→ What this task involves:
A line belongs in the answer if it contains "bestsellers"; copy every such line from the entries below.

(Dataset items)
Segment Open
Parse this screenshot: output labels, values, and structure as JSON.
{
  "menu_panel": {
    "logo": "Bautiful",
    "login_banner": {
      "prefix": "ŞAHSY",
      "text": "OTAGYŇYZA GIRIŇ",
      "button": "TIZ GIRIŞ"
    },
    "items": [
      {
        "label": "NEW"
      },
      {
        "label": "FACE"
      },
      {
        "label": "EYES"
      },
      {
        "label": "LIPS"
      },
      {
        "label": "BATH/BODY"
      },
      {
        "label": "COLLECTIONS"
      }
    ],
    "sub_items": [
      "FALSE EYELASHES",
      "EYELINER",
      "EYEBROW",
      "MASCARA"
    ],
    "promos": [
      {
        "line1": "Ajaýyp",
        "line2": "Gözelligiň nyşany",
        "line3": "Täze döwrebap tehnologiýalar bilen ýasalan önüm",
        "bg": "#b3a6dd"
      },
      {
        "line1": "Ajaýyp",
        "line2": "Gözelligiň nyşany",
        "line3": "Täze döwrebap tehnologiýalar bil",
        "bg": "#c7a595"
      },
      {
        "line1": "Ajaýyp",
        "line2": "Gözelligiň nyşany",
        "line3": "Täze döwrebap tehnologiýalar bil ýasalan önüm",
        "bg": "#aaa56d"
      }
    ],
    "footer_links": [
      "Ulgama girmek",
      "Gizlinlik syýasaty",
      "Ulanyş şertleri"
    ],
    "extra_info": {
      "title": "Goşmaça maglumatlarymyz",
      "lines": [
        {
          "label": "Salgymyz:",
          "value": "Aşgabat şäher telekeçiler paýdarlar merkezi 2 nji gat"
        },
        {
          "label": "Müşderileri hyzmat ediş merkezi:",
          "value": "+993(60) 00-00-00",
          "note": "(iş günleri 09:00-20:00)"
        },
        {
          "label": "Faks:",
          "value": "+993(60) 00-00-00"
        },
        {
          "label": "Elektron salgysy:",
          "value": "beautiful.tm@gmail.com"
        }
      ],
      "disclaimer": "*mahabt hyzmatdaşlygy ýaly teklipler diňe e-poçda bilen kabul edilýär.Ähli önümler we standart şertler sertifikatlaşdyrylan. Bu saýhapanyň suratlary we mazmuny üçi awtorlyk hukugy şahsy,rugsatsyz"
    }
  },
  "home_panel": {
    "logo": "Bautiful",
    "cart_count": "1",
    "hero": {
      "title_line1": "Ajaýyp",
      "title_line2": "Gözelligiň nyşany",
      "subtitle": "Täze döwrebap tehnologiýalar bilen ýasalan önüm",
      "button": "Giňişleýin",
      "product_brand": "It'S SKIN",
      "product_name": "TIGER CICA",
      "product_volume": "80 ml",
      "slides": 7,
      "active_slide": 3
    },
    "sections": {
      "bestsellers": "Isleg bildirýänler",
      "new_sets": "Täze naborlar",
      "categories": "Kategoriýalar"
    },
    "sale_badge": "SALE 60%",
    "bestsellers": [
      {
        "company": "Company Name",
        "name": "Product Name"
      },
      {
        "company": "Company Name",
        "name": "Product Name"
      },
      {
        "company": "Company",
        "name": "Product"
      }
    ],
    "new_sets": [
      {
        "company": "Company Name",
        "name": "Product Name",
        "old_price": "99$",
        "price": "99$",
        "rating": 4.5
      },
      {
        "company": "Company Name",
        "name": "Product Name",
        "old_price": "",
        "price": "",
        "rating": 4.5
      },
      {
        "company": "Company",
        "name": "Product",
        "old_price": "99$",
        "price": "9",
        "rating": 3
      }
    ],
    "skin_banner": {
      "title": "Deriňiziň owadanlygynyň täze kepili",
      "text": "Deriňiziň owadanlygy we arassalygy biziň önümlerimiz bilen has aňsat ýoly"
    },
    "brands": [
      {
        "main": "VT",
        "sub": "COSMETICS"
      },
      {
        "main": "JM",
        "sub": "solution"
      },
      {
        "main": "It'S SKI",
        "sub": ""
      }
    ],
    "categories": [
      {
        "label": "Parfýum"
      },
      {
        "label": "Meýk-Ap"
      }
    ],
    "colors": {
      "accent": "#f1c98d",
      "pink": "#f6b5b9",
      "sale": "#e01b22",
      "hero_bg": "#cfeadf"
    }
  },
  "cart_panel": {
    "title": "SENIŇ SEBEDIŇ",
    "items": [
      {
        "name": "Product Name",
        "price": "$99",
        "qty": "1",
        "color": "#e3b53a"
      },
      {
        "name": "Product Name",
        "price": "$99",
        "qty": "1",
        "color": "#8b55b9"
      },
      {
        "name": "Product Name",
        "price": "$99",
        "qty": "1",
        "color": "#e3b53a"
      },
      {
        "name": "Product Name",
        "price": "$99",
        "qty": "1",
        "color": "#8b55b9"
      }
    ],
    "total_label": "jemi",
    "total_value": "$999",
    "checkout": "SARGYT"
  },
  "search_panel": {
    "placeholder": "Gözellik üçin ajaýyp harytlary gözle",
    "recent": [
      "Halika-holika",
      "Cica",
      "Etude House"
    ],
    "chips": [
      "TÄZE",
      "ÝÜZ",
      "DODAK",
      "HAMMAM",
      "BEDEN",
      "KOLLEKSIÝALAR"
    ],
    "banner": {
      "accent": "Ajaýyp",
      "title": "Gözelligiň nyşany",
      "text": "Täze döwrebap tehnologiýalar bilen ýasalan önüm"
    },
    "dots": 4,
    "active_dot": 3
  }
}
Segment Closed
→ Task solution:
      "bestsellers": "Isleg bildirýänler",
    "bestsellers": [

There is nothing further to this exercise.